Mark 11:12-14 : “And on the morrow, when they were come from Bethany, he was hungry: and seeing a fig tree afar off having leaves, he came, if haply he might find any thing thereon: and when he came to it, he found nothing but leaves; for the time of figs was not yet. And Jesus answered and said unto it, No man eat fruit of thee hereafter for ever. And his disciples heard it.”
I grew up in a small community in the southwestern part of Virginia and both my parents and grandparents had chickens. I have memories of going to gather eggs and I can remember the exciting surrounding preparing chickens for a meal. Up the road from me was a man named Kelly who loved to tell jokes and I remember him asking me “what do you call a chicken that stops laying?’ Before I could think of an answer, he yelled “supper!” as he went away laughing.
In a sense the passage in Mark is very similar. Jesus, early in the morning, is walking to Bethany, and sees a fig tree with leaves in the distance. Although it is most likely April and figs didn’t come until June, the tree having leaves was an indication that it also bore fig fruit, since the fruit can at the same time as the leaves. Surely Jesus knowing all things as God knew that the tree had no fruit. But as man, he went to see. But an important thing to remember is that the disciples went with him and heard his comments about the tree. In the only time during His earthly ministry, Jesus performs a miracle that was harmful. The fig tree was cursed to die.
I guess the question arises as to why we need to know this. Why is this passage in the Bible? Is this an example of Jesus losing His temper and doing something out of anger? That is so inconsistent with the character of Jesus as revealed in the Bible that even writing it out seems ridiculous. Jesus never would respond in that manner. So why it is here?

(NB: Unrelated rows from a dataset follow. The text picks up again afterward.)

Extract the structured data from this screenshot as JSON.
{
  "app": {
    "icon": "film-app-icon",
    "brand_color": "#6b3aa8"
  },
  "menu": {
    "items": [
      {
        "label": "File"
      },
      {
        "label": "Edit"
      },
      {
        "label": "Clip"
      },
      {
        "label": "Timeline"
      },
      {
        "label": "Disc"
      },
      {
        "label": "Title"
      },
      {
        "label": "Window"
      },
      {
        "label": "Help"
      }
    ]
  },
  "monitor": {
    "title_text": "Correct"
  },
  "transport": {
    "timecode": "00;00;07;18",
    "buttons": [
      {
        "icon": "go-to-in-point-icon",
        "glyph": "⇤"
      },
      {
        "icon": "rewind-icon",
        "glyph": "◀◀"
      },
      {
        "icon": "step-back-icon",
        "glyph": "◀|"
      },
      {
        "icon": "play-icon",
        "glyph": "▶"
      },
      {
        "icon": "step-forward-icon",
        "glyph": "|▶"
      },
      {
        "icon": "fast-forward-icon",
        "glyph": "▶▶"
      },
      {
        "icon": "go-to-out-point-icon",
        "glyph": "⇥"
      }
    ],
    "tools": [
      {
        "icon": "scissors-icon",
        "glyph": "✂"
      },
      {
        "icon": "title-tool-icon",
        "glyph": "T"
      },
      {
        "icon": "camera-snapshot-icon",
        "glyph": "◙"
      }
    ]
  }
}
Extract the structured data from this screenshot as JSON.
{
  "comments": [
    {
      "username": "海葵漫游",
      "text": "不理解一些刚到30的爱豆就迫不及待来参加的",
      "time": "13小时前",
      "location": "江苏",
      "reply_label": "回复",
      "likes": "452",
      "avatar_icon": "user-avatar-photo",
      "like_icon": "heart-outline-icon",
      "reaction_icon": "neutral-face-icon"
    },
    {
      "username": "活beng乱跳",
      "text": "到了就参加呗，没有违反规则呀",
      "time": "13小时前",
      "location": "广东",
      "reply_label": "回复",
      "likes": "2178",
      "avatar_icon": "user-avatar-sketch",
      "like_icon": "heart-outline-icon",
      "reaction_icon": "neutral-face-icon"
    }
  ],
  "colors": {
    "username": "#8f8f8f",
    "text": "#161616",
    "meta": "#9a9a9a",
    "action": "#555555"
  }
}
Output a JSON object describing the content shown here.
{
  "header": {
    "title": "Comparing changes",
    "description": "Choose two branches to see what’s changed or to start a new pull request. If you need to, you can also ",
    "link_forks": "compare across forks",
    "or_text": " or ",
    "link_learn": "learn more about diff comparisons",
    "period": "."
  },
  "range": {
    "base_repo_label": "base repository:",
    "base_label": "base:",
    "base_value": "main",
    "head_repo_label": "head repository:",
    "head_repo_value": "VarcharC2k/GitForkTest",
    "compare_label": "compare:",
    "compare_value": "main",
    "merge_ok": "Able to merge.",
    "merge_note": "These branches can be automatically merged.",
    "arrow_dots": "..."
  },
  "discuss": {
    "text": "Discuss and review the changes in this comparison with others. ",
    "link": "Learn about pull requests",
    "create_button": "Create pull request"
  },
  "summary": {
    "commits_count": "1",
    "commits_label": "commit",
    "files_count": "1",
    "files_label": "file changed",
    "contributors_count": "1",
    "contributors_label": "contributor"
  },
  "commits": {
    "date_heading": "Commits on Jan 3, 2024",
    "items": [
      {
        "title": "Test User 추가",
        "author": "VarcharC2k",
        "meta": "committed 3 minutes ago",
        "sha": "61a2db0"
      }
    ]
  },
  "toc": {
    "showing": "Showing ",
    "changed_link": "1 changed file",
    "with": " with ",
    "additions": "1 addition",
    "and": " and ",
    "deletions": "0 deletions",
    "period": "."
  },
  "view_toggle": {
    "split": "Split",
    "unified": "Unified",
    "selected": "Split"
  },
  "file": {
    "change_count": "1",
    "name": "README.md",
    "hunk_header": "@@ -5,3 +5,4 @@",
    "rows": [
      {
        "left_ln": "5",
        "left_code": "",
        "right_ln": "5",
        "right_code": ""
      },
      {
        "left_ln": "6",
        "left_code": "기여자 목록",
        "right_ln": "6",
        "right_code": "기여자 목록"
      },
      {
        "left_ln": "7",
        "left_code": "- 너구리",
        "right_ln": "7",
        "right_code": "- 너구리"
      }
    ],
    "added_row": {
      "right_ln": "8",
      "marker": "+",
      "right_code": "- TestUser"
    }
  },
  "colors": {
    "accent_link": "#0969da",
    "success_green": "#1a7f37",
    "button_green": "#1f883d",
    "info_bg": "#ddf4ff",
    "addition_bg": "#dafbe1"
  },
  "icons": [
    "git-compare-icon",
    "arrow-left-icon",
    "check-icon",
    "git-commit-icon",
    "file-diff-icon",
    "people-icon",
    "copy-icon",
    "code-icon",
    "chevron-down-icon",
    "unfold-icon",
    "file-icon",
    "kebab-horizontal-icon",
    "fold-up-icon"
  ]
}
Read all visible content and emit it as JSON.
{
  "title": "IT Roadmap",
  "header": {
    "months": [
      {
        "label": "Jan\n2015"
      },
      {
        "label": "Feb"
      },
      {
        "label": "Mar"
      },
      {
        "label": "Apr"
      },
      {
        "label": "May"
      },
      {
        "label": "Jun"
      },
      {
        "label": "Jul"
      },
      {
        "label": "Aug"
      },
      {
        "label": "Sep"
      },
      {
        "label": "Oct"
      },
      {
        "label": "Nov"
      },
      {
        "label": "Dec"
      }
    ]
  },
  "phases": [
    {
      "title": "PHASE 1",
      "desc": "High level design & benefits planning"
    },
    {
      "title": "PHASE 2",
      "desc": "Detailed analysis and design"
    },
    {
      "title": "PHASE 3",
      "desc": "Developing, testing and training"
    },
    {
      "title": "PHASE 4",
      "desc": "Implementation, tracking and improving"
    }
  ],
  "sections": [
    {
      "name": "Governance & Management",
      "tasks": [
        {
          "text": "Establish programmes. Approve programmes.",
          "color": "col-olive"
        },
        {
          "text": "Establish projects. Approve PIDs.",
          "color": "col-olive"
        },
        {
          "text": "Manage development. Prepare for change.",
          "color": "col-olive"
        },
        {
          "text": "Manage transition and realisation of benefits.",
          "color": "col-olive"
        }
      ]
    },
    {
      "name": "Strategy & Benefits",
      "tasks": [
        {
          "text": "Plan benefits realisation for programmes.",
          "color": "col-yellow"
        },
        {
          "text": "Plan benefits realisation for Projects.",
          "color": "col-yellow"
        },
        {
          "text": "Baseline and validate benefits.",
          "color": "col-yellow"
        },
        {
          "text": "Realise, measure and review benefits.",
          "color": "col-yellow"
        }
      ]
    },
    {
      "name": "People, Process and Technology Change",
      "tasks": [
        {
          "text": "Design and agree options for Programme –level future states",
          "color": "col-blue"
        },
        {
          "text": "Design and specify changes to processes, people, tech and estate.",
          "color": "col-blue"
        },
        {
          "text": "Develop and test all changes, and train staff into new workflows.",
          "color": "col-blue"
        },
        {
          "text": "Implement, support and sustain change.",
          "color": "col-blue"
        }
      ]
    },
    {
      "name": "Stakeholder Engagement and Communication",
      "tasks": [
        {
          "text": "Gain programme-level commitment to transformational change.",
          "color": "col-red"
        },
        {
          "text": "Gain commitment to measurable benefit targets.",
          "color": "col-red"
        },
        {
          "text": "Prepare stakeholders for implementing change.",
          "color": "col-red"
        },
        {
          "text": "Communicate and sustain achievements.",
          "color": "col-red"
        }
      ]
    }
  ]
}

I think this is one of those times when we need to see the big picture of the chapter. In the first verses of the chapter, Jesus makes what we call the triumphal entry into Jerusalem. It seems that He is being accepted as the King of the Jews. But notice verse 11. Jesus goes into Jerusalem into the Temple. He looks around and then leaves. Now look after the cursing of the fig tree. When Jesus returns to Jerusalem He goes into the Temple and cleansed the money-changers and those selling animals to be sacrificed at inflated prices.
The remaining details of chapters 11 and 12 highlight the fact that even though there were leaves on the trees (the Triumphal Entry) when Jesus came to inspect (looked around) He found no fruit. The interaction with the Jewish religious leaders demonstrates the “dead-ness” of their religion. Over and over again, combinations of the various types of religious leaders tried to trap Jesus with ridiculous questions and requests. Over and over again, Jesus responded in ways that embarrassed the leaders and revealed their lack of eternal life and wisdom from God. As you look at the end of chapter 12, in much the same way that Jesus condemned the fig tree, Jesus condemns the religious leaders. He talks about their great responsibility to direct them to God and their great failure because of the hardness of hearts that rejected God and His path to eternal life.
So what do we learn? First, we are accountable to God and Him alone. He searches our heart and knows the reality of our relationship with Him.
Second, those who proclaim that we have a relationship with God will have genuine Spirit-produced fruit, summed up by Jesus as loving God with our all and loving others through the Spirit’s work in us.
Third, we are to share our faith with others.
What Do You Call a Person Who Doesn’t Follow God? LOST!